In Praise Of The Holiday Book

It has to be one of those cold, half-light afternoons. A radio in the house mumbling something low and steady — Click and Clack or the news. The snow might be fresh, might be coming, might not come for weeks. The heater kicks on in the basement and the warmth balloons up through the rooms, a fog of comfort along the floor. Those are the afternoons perfect for reading.

When I was serious about my reading, I’d gather 10 or 15 books from the library and scoot through them in rapid succession, dumping the books that got boring, finishing the books that caught my fancy. I got through most of Vonnegut on those afternoons, a lot of Bradbury. I read Richard Powers and lot of fiction that I couldn’t quite follow but liked the sound of. I read a lot of Stephen King. A lot.

This is a paean to that crepuscular time between two and six, that four hours of daylight on a few very specific days, when the book makes perfect and absolute sense. Maybe the days between Christmas and New Year’s or maybe some mid-winter weekend when you have little to do and can afford to laze and read.

Those afternoons happened all year round, to be sure, but the holiday book is a better book. It’s new, perhaps, freshly unpacked, or maybe it’s a discovery you found on your visit home from college or away. Maybe it’s an old friend or maybe it’s a stranger.
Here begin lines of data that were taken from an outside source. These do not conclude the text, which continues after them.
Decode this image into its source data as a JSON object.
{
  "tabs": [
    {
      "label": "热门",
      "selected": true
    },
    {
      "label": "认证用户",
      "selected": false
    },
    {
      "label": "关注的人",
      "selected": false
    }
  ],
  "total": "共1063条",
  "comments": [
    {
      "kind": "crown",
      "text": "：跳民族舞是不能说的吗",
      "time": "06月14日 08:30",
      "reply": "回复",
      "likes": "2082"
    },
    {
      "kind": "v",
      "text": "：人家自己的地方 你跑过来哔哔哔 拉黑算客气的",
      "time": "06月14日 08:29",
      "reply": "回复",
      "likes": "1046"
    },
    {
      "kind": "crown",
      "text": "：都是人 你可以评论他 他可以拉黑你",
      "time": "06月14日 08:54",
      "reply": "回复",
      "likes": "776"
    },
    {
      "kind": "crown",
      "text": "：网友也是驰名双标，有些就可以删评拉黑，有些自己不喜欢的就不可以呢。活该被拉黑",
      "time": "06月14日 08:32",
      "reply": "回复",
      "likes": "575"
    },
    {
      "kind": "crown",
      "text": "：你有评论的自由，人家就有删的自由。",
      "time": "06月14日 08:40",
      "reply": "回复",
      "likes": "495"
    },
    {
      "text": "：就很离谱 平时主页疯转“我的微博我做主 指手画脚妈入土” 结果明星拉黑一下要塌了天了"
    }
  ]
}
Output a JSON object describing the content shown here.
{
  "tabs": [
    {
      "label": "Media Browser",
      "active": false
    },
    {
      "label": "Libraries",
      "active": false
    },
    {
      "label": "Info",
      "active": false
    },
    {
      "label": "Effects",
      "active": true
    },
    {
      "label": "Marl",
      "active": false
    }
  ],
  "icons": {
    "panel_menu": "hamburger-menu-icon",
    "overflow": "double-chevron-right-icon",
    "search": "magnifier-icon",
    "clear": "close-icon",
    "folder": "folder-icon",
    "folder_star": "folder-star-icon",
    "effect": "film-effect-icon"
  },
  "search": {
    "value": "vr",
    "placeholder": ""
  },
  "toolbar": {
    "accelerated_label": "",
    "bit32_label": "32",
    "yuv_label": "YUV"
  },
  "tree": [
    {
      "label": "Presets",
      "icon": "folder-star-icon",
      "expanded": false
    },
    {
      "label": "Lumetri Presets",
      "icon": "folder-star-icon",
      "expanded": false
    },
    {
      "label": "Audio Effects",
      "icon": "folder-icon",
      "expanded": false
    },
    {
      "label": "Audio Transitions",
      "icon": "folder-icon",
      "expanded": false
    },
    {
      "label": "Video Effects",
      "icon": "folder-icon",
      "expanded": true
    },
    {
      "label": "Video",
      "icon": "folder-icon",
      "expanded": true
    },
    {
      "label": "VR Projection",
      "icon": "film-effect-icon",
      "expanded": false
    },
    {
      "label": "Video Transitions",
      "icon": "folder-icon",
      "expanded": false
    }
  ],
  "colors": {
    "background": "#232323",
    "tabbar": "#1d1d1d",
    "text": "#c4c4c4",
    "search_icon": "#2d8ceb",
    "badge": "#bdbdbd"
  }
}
Maybe it smells of the basement, a mix of mulch and mold, or maybe it smells like new paste. Either way, it wants us to open it.

Soon it won’t smell at all. Soon it will be all bits.

If there’s anything to recommend the purchase of paper bound to cardboard, it’s in honor of the holiday read. There is nothing like it, I think, and it made lovers of the written word out of many of us. The ways books change our brains are myriad, almost as myriad as the ways we’ve been changed by our electronics. But I like to think the slow saunter through a broke-spine copy of On The Road changes us in ways Reddit and 24/7 news sites can’t. That squib of glue and pulp changes how we think, how patient we are, how much we fall in love with the world and its wonder.

A Kindle loaded with books is the next best thing, sure. But it’s a cold comfort, isn’t it? That glass and plastic and bright light?

The opening scene of The NeverEnding Story, when Bastian escapes to the attic to read his secret stolen book, is a formative image for me. It’s that mix of running, rain, fear, excitement, and wonder that defined my winter reading jags. It defined the narrative that said when I opened this strange new tome I’d meet characters from across the universe. Imagine Bastian doing the same thing today — somehow stealing an ePub, side loading it onto a Nook, pressing power — and the drama isn’t there. Maybe someday it will be, but not now.

So as we roll into the season of quiet afternoons and long dark evenings when the weather gets nasty and there’s no reason to take to the streets, when the apartment or the ranch or the duplex gets warm and and there are no appointments, and the books are there like old friends waiting for a visit, then visit them.

We owe it to the book not to forget. For no matter how fast memory fades, the written word, stamped on old paper, is still the best repository for the world we’ve ever created.